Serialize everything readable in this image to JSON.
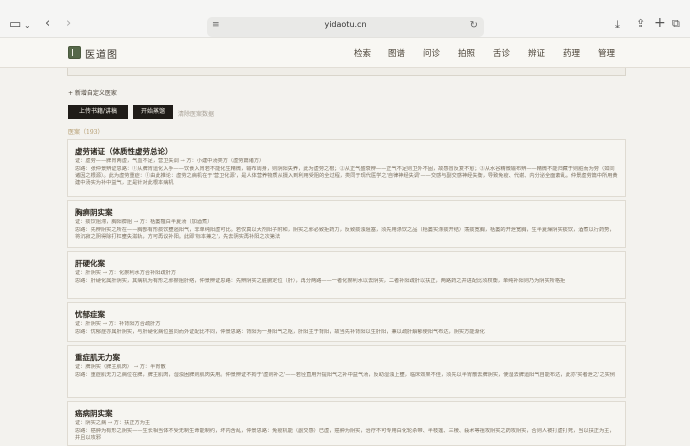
{
  "browser": {
    "url": "yidaotu.cn"
  },
  "site": {
    "logo_text": "医道图",
    "nav": [
      "检索",
      "图谱",
      "问诊",
      "拍照",
      "舌诊",
      "辨证",
      "药理",
      "管理"
    ]
  },
  "page": {
    "add_link": "+ 新增自定义医家",
    "buttons": [
      "上传书籍/讲稿",
      "开始蒸馏"
    ],
    "muted_link": "清除医案数据",
    "count": "医案（193）",
    "cards": [
      {
        "title": "虚劳诸证（体质性虚劳总论）",
        "lines": [
          "证：虚劳——脾胃两虚，气血不足，营卫失调 → 方：小建中汤类方（虚劳篇诸方）",
          "思路：张仲景辨证思路：①从脾胃运化入手——饮食入胃若不能化生精微，输布周身，则阴阳失养，此为虚劳之根；②从正气盛衰辨——正气不足则卫外不固，故感冒反复不愈；③从水谷精微输布辨——精微不能归藏于则脏而为劳（如同诸因之根源）。此为虚劳重症：①由此推论：虚劳之病机在于'营卫化源'，是人体营养物质从摄入到利用受阻的全过程，类同于现代医学之'自律神经失调'——交感与副交感神经失衡，导致免疫、代谢、内分泌全面紊乱。仲景虚劳篇中所用黄建中汤实为补中益气，正是针对此根本病机"
        ]
      },
      {
        "title": "胸痹阴实案",
        "lines": [
          "证：痰饮阻滞，胸阳痹阻 → 方：栝蒌薤白半夏汤（加酒煮）",
          "思路：先辨阴实之所在——胸部有形痰饮壅遏阳气，非单纯阳虚可比。若仅真以大剂阳子附和，阴实之邪必致拒药力，反致痰浊阻塞，须先用涤饮之品（栝蒌实涤痰开结）荡痰宽胸，栝蒌的开泄宽胸，生半夏燥阴实痰饮，酒煮以行药势，将沉寂之阴得除打杠壅失滋轨，方可再议补阳。此即'标本兼之'，先去阴实再补阳之次第法"
        ]
      },
      {
        "title": "肝硬化案",
        "lines": [
          "证：肝阴实 → 方：化瘀利水方合补阳疏肝方",
          "思路：肝硬化属肝阴实，其病机为有形之邪瘀阻肝络，仲景辨证思路：先辨阴实之脏腑定位（肝），再分两路——一者化瘀利水以去阴实，二者补阳疏肝以扶正，两路药之并进配比须权衡，单纯补阳则乃为阴实所格拒"
        ]
      },
      {
        "title": "忧郁症案",
        "lines": [
          "证：肝阴实 → 方：补背阳方合疏肝方",
          "思路：忧郁症亦属肝阴实，与肝硬化病位虽同而外证配比不同，仲景思路：背阳为一身阳气之枢，肝阳主于背阳，故当先补背阳以生肝阳，兼以疏肝解郁使阳气布达，阴实方能渐化"
        ]
      },
      {
        "title": "重症肌无力案",
        "lines": [
          "证：脾阴实（脾主肌肉） → 方：半胃散",
          "思路：重症肌无力之病位在脾，脾主肌肉，湿浊困脾则肌肉失用。仲景辨证不拘于'虚则补之'——若径直用升提阳气之补中益气汤，反助湿浊上壅，临床效果不佳，须先以半胃散去脾阴实，使湿去脾运阳气自能布达，此亦'实者泄之'之实例"
        ]
      },
      {
        "title": "癌病阴实案",
        "lines": [
          "证：阴实之病 → 方：扶正方为主",
          "思路：癌肿为有形之阴实——生长相当体不受无制生命能制约，坏内含乱，仲景思路：免疫机能（副交感）已虚，癌肿为阴实，治疗不可专用白化轮杀带、半枝莲、三棱、莪术等祖攻阴实之药攻阴实，否则人被打虚打死，当以扶正为主，并且以攻邪"
        ]
      }
    ]
  }
}
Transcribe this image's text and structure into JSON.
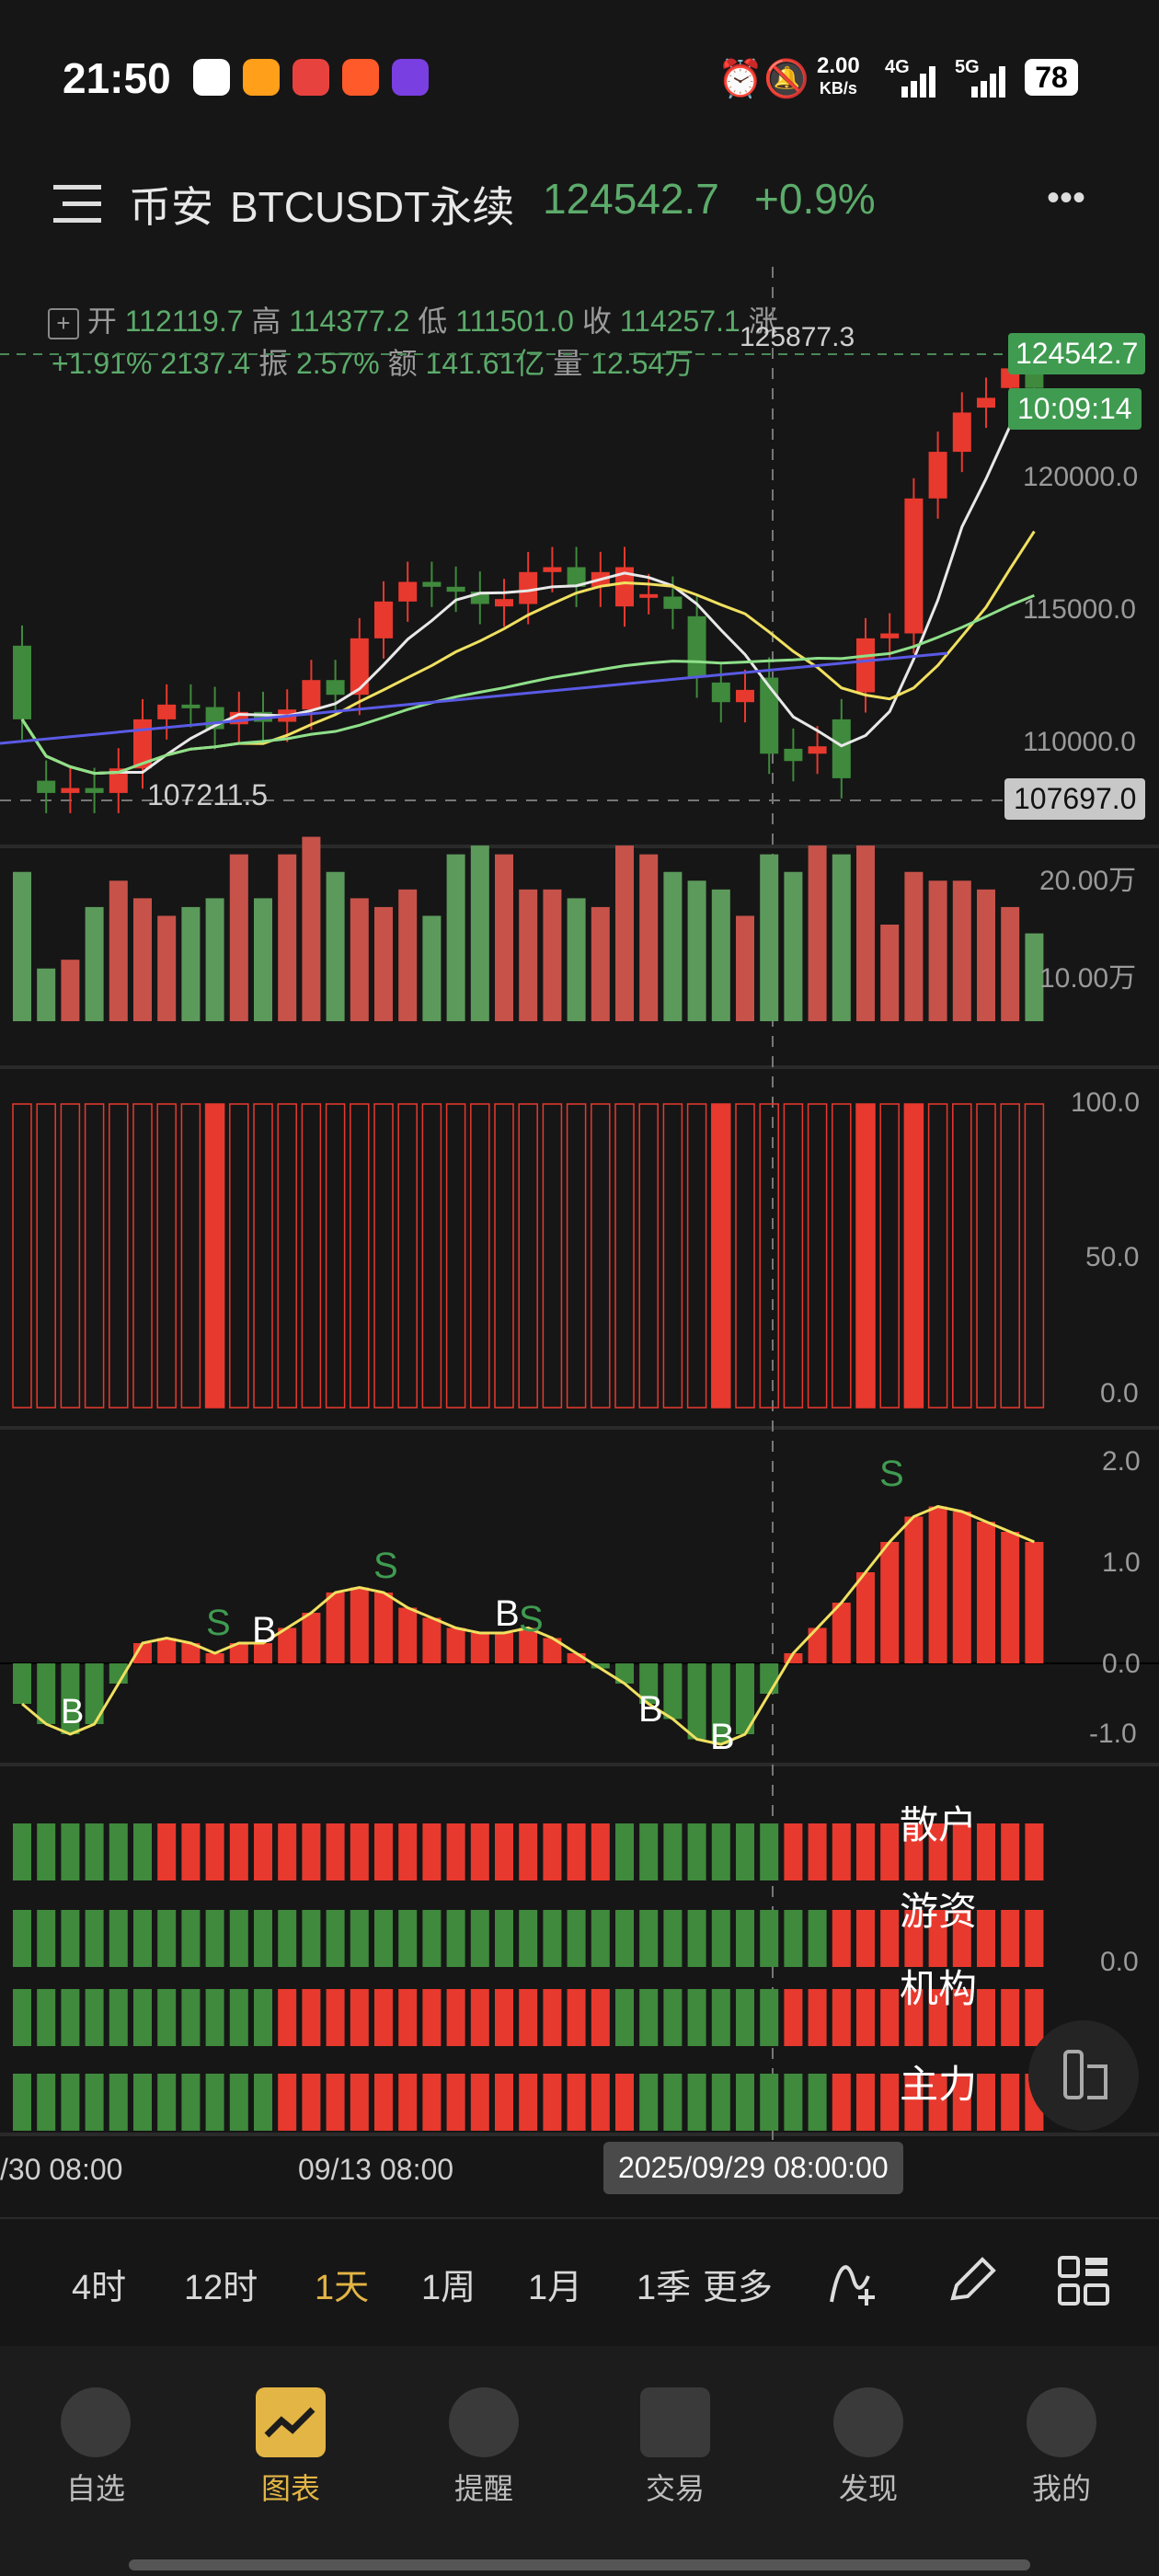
{
  "status_bar": {
    "time": "21:50",
    "net_speed": "2.00",
    "net_unit": "KB/s",
    "sig1": "4G",
    "sig2": "5G",
    "battery": "78"
  },
  "header": {
    "exchange": "币安",
    "symbol": "BTCUSDT永续",
    "price": "124542.7",
    "change": "+0.9%",
    "menu_label": "•••"
  },
  "ohlc": {
    "open_label": "开",
    "open": "112119.7",
    "high_label": "高",
    "high": "114377.2",
    "low_label": "低",
    "low": "111501.0",
    "close_label": "收",
    "close": "114257.1",
    "rise_label": "涨",
    "change_pct": "+1.91%",
    "change_abs": "2137.4",
    "amp_label": "振",
    "amp": "2.57%",
    "amount_label": "额",
    "amount": "141.61亿",
    "vol_label": "量",
    "vol": "12.54万"
  },
  "price_axis": {
    "last_price": "124542.7",
    "countdown": "10:09:14",
    "ticks": [
      "120000.0",
      "115000.0",
      "110000.0"
    ],
    "crosshair_price": "107697.0",
    "high_marker": "125877.3",
    "low_marker": "107211.5"
  },
  "volume_axis": {
    "ticks": [
      "20.00万",
      "10.00万"
    ]
  },
  "indicator1_axis": {
    "ticks": [
      "100.0",
      "50.0",
      "0.0"
    ]
  },
  "indicator2_axis": {
    "ticks": [
      "2.0",
      "1.0",
      "0.0",
      "-1.0"
    ]
  },
  "signals": [
    "B",
    "S",
    "B",
    "S",
    "B",
    "S",
    "B",
    "B",
    "S"
  ],
  "flow_rows": {
    "retail": "散户",
    "hot_money": "游资",
    "institution": "机构",
    "main": "主力",
    "axis_zero": "0.0"
  },
  "time_axis": {
    "t1": "/30 08:00",
    "t2": "09/13 08:00",
    "crosshair_time": "2025/09/29 08:00:00"
  },
  "timeframes": [
    "4时",
    "12时",
    "1天",
    "1周",
    "1月",
    "1季",
    "更多"
  ],
  "active_timeframe": "1天",
  "nav": [
    {
      "label": "自选",
      "icon": "watchlist-icon"
    },
    {
      "label": "图表",
      "icon": "chart-icon"
    },
    {
      "label": "提醒",
      "icon": "bell-icon"
    },
    {
      "label": "交易",
      "icon": "trade-icon"
    },
    {
      "label": "发现",
      "icon": "discover-icon"
    },
    {
      "label": "我的",
      "icon": "profile-icon"
    }
  ],
  "colors": {
    "up": "#e8392e",
    "down": "#3f8a3c",
    "green_text": "#5cab6b",
    "active": "#e3b544"
  },
  "chart_data": {
    "type": "candlestick",
    "candles": [
      {
        "o": 114000,
        "c": 111000
      },
      {
        "o": 108500,
        "c": 108000
      },
      {
        "o": 108000,
        "c": 108200
      },
      {
        "o": 108200,
        "c": 108000
      },
      {
        "o": 108000,
        "c": 109000
      },
      {
        "o": 109000,
        "c": 111000
      },
      {
        "o": 111000,
        "c": 111600
      },
      {
        "o": 111600,
        "c": 111500
      },
      {
        "o": 111500,
        "c": 110600
      },
      {
        "o": 110800,
        "c": 111300
      },
      {
        "o": 111300,
        "c": 110900
      },
      {
        "o": 110900,
        "c": 111400
      },
      {
        "o": 111400,
        "c": 112600
      },
      {
        "o": 112600,
        "c": 112000
      },
      {
        "o": 112000,
        "c": 114300
      },
      {
        "o": 114300,
        "c": 115800
      },
      {
        "o": 115800,
        "c": 116600
      },
      {
        "o": 116600,
        "c": 116400
      },
      {
        "o": 116400,
        "c": 116200
      },
      {
        "o": 116200,
        "c": 115700
      },
      {
        "o": 115600,
        "c": 115900
      },
      {
        "o": 115700,
        "c": 117000
      },
      {
        "o": 117000,
        "c": 117200
      },
      {
        "o": 117200,
        "c": 116400
      },
      {
        "o": 116400,
        "c": 117000
      },
      {
        "o": 115600,
        "c": 117200
      },
      {
        "o": 116100,
        "c": 116100
      },
      {
        "o": 116000,
        "c": 115500
      },
      {
        "o": 115200,
        "c": 112700
      },
      {
        "o": 112500,
        "c": 111700
      },
      {
        "o": 111700,
        "c": 112200
      },
      {
        "o": 112700,
        "c": 109600
      },
      {
        "o": 109800,
        "c": 109300
      },
      {
        "o": 109600,
        "c": 109900
      },
      {
        "o": 111000,
        "c": 108600
      },
      {
        "o": 112100,
        "c": 114300
      },
      {
        "o": 114300,
        "c": 114500
      },
      {
        "o": 114500,
        "c": 120000
      },
      {
        "o": 120000,
        "c": 121900
      },
      {
        "o": 121900,
        "c": 123500
      },
      {
        "o": 123700,
        "c": 124100
      },
      {
        "o": 124500,
        "c": 125300
      },
      {
        "o": 125300,
        "c": 124500
      }
    ],
    "volumes": [
      17,
      6,
      7,
      13,
      16,
      14,
      12,
      13,
      14,
      19,
      14,
      19,
      21,
      17,
      14,
      13,
      15,
      12,
      19,
      20,
      19,
      15,
      15,
      14,
      13,
      20,
      19,
      17,
      16,
      15,
      12,
      19,
      17,
      20,
      19,
      20,
      11,
      17,
      16,
      16,
      15,
      13,
      10
    ]
  }
}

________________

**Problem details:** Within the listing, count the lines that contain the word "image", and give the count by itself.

**Problem solution:** 2